**PROBLEM**. Each line of the listing that includes "Acceleronix" should be reported.

**WORKING DATA**.
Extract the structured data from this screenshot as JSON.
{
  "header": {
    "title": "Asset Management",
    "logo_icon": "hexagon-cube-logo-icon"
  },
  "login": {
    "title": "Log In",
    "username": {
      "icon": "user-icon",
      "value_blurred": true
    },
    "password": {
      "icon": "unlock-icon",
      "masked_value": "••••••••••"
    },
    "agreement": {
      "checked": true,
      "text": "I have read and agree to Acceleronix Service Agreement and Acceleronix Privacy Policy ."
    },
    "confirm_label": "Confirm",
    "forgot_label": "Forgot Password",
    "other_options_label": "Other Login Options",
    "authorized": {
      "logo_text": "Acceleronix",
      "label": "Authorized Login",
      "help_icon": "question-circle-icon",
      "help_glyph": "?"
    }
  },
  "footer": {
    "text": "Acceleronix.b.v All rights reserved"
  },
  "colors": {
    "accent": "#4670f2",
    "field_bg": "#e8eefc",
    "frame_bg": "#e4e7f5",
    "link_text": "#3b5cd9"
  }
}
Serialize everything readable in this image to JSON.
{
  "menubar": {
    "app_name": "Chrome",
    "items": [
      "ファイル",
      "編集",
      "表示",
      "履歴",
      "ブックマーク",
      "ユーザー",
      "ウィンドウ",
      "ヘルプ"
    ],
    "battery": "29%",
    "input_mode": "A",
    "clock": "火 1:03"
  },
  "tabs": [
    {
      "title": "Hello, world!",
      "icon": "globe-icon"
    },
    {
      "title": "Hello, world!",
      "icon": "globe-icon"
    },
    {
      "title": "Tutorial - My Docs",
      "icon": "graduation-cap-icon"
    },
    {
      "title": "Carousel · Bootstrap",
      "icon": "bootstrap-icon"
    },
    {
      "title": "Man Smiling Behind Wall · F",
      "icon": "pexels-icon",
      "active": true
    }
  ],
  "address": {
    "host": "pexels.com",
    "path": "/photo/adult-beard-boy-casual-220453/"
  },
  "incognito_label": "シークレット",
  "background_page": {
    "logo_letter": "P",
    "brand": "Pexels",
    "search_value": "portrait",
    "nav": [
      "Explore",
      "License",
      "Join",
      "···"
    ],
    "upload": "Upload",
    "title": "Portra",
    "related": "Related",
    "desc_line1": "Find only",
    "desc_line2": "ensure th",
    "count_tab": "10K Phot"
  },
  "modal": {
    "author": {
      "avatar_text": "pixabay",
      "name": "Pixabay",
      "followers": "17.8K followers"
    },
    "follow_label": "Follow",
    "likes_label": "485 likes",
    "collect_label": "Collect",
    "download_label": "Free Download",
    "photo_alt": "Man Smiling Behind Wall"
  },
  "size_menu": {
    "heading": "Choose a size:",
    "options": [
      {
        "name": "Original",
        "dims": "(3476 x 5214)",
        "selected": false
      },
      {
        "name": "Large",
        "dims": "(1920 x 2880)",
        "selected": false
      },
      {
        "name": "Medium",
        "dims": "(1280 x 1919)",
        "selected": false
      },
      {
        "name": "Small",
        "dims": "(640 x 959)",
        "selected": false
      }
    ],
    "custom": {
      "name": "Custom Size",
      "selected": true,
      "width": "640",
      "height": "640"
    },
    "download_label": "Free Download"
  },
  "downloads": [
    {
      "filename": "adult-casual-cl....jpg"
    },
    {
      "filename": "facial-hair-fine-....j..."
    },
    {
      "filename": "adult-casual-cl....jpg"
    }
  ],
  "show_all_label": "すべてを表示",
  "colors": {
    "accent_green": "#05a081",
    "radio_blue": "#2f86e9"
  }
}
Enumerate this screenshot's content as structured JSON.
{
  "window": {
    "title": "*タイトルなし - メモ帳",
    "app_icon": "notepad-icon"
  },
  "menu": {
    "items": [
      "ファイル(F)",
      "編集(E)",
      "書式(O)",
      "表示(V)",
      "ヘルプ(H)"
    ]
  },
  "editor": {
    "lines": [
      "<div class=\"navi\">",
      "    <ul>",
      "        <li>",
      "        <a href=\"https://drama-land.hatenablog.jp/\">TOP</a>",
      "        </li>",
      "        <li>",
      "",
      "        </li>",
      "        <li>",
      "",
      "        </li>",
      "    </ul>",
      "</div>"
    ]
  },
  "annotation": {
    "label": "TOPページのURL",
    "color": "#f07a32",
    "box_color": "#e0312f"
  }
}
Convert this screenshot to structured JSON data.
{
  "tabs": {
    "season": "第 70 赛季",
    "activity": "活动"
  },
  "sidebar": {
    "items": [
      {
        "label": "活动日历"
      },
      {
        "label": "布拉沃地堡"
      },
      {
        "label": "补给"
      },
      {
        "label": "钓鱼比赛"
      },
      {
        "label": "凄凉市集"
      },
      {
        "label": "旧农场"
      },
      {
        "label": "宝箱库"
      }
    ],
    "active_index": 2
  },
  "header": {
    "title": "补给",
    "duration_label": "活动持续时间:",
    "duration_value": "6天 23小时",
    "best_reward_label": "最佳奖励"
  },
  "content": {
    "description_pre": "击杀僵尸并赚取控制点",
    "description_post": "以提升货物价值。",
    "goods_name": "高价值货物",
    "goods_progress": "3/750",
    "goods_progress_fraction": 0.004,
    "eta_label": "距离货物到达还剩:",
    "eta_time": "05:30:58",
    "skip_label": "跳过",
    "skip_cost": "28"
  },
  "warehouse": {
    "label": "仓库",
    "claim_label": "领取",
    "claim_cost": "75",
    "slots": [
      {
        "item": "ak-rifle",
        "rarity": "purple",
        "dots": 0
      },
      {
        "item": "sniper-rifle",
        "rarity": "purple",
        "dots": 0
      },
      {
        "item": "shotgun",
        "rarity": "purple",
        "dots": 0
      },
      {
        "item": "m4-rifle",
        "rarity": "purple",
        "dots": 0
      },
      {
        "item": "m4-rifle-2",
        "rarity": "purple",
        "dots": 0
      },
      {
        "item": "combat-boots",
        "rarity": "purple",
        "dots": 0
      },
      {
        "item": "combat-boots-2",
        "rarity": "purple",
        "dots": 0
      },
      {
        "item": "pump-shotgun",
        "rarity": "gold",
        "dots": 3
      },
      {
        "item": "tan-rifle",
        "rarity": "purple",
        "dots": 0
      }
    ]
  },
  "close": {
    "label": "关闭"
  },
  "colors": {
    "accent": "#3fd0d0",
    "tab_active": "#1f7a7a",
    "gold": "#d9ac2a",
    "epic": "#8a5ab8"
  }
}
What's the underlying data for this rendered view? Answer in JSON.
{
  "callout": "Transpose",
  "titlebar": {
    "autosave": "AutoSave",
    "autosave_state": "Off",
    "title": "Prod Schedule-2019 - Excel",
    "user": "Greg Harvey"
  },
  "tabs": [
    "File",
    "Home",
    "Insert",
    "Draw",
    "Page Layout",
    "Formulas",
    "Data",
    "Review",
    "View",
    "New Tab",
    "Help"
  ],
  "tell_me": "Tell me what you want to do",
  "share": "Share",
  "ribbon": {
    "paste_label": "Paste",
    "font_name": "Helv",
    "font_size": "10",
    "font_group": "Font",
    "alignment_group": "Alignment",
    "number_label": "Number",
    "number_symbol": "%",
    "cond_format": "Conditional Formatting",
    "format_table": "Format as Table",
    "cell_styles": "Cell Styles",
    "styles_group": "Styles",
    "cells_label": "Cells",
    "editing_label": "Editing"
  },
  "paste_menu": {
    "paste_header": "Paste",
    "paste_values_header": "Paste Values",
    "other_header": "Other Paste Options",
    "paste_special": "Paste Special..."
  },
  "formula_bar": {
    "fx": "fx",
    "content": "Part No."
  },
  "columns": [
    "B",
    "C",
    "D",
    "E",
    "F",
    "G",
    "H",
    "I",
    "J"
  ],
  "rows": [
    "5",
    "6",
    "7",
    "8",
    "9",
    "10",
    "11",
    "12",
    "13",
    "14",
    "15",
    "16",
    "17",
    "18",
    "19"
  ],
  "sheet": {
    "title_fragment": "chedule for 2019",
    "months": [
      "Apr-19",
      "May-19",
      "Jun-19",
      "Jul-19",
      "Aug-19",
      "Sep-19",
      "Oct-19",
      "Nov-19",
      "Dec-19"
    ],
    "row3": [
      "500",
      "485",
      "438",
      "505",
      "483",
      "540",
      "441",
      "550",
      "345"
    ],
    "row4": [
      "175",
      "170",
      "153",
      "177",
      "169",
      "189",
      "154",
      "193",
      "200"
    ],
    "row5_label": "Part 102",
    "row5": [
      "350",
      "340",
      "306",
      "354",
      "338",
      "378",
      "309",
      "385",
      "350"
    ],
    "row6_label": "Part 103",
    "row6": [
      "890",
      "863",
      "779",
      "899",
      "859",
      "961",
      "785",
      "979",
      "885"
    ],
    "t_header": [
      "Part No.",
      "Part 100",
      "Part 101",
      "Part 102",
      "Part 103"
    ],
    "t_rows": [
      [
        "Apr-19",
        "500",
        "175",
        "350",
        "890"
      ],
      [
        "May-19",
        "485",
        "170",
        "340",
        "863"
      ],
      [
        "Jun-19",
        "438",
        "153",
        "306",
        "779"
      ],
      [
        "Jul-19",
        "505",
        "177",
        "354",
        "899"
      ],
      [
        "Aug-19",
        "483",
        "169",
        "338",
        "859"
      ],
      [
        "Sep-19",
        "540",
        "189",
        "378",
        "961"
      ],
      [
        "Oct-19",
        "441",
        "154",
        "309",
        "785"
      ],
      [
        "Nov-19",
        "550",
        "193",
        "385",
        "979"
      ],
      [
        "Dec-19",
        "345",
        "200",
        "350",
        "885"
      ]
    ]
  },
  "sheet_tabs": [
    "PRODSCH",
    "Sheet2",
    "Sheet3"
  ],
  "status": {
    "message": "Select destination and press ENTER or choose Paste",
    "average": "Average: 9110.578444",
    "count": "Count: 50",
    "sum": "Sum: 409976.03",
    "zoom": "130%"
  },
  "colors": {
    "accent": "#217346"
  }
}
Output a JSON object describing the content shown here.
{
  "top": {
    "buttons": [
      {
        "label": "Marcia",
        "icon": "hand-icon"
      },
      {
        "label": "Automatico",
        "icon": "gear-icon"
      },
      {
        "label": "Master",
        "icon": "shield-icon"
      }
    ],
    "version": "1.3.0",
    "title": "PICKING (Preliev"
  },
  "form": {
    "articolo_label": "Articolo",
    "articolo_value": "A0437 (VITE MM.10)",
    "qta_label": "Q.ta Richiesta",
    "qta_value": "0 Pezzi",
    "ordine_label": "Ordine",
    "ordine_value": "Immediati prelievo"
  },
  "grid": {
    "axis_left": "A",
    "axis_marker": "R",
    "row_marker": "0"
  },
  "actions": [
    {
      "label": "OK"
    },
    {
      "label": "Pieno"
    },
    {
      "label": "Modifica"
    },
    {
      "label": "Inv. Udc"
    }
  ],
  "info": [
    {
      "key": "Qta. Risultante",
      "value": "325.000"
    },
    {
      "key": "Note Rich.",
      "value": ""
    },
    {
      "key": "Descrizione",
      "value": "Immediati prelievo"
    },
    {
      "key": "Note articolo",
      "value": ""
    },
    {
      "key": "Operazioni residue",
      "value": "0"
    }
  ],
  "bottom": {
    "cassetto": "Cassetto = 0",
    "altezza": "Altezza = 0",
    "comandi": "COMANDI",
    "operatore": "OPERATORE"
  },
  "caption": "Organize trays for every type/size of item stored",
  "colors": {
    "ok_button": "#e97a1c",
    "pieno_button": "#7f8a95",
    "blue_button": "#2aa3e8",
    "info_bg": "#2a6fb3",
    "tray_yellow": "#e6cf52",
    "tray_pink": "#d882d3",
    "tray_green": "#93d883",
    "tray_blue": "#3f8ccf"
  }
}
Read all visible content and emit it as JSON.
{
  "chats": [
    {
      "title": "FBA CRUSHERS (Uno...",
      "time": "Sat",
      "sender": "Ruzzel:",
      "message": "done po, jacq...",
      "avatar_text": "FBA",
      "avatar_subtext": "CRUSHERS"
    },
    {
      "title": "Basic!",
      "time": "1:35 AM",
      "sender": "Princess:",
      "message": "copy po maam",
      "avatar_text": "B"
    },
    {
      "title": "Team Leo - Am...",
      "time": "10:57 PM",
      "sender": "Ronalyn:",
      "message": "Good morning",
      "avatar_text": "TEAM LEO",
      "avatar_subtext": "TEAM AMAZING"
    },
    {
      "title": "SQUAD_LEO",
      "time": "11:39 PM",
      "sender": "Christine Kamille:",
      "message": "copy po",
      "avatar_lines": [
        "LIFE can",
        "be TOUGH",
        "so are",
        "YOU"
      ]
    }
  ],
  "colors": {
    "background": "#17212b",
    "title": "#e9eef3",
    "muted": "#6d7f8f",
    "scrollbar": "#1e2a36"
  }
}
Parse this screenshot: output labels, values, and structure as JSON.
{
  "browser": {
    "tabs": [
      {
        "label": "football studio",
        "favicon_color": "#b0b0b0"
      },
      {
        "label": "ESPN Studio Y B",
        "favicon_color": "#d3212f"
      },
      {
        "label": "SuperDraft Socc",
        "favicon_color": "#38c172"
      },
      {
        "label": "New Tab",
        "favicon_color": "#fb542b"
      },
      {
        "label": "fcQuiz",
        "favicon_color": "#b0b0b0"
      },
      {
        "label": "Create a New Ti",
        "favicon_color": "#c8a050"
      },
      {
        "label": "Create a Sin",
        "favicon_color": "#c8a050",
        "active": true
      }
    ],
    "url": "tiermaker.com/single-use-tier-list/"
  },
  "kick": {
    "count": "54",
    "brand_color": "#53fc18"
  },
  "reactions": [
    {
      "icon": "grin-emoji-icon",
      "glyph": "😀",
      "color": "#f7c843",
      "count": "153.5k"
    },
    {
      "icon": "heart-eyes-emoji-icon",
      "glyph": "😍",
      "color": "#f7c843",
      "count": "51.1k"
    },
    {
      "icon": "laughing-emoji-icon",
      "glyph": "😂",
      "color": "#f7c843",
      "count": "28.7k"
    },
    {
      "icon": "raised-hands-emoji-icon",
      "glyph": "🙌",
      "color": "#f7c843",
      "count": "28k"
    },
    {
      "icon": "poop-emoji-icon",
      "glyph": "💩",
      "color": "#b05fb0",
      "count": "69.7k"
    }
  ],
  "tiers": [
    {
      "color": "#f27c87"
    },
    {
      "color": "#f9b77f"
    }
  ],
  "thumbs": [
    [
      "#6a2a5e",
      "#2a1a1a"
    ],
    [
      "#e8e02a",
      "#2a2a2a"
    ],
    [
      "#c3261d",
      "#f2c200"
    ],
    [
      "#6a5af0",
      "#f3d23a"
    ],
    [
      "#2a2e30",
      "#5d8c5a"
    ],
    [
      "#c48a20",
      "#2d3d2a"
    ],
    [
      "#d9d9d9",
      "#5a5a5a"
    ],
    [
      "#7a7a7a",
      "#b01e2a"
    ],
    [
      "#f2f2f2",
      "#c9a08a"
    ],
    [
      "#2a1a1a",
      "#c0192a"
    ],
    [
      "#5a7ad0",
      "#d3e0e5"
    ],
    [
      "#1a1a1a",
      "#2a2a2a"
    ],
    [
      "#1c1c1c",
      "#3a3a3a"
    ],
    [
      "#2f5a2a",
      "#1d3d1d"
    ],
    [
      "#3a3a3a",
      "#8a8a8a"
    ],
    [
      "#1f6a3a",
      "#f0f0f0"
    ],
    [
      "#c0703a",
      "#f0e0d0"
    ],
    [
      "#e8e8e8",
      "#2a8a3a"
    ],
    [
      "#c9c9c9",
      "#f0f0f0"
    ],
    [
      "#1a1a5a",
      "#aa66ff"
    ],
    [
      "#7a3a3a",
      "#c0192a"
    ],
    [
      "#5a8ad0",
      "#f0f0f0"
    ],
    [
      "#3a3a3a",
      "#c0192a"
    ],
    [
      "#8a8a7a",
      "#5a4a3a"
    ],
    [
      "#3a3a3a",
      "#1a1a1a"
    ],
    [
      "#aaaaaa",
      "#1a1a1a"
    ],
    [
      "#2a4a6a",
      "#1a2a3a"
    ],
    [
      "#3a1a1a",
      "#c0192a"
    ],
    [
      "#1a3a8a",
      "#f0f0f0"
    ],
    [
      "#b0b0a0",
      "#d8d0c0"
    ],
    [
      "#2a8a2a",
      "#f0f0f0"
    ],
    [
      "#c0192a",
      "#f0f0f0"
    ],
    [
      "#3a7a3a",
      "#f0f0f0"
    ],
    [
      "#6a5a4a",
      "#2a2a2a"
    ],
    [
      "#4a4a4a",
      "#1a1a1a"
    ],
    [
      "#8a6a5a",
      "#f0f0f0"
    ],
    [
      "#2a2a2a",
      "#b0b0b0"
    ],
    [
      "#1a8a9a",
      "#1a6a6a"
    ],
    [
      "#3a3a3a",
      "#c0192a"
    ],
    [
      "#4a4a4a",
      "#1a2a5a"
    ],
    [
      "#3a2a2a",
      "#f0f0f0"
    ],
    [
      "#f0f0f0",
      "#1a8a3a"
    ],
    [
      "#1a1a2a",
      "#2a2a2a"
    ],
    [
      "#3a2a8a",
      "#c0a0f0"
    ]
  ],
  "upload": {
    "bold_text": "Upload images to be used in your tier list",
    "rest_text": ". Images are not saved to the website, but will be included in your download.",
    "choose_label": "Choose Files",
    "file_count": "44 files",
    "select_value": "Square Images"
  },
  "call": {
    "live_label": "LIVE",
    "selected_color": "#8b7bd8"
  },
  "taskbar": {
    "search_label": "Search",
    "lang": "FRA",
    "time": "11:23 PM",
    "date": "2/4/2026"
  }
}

**COMPLETED TASK**.
      "text": "I have read and agree to Acceleronix Service Agreement and Acceleronix Privacy Policy ."
      "logo_text": "Acceleronix",
    "text": "Acceleronix.b.v All rights reserved"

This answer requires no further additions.